__What is required__: If a line of the material holds the string "text", please copy it.

__Available data__:
▼
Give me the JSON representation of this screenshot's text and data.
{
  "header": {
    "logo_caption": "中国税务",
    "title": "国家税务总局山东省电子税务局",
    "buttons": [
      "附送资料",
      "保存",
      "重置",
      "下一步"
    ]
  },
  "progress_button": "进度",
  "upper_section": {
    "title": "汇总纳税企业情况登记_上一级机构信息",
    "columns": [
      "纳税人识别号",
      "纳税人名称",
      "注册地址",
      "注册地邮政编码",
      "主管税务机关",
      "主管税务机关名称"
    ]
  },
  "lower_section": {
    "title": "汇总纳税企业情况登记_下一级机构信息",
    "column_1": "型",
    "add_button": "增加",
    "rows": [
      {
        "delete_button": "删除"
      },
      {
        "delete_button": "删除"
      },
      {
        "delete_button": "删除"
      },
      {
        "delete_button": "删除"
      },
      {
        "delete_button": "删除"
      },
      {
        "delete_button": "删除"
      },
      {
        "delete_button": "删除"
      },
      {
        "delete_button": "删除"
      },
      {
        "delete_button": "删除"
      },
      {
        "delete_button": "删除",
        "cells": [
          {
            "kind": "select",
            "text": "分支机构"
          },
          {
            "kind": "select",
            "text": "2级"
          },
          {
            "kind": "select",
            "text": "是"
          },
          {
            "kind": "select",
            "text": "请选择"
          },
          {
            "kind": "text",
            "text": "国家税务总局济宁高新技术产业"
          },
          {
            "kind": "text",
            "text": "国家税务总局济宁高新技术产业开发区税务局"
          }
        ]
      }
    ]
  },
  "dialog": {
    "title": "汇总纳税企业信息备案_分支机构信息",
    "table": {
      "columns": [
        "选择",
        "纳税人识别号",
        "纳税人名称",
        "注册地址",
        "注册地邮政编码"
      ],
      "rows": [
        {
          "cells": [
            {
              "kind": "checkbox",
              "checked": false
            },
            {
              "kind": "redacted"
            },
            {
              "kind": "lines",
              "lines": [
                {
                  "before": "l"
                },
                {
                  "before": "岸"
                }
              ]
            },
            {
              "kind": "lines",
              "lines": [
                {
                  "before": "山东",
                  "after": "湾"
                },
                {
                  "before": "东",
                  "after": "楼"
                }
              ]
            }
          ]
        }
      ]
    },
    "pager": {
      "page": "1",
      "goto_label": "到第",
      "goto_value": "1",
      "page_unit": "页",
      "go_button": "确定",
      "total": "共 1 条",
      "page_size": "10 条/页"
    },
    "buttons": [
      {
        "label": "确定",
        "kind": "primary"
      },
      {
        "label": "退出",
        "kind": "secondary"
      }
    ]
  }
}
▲
__Response box__:
Give me the JSON representation of this screenshot's text and data.
            "text": "分支机构"
            "text": "2级"
            "text": "是"
            "text": "请选择"
            "kind": "text",
            "text": "国家税务总局济宁高新技术产业"
            "kind": "text",
            "text": "国家税务总局济宁高新技术产业开发区税务局"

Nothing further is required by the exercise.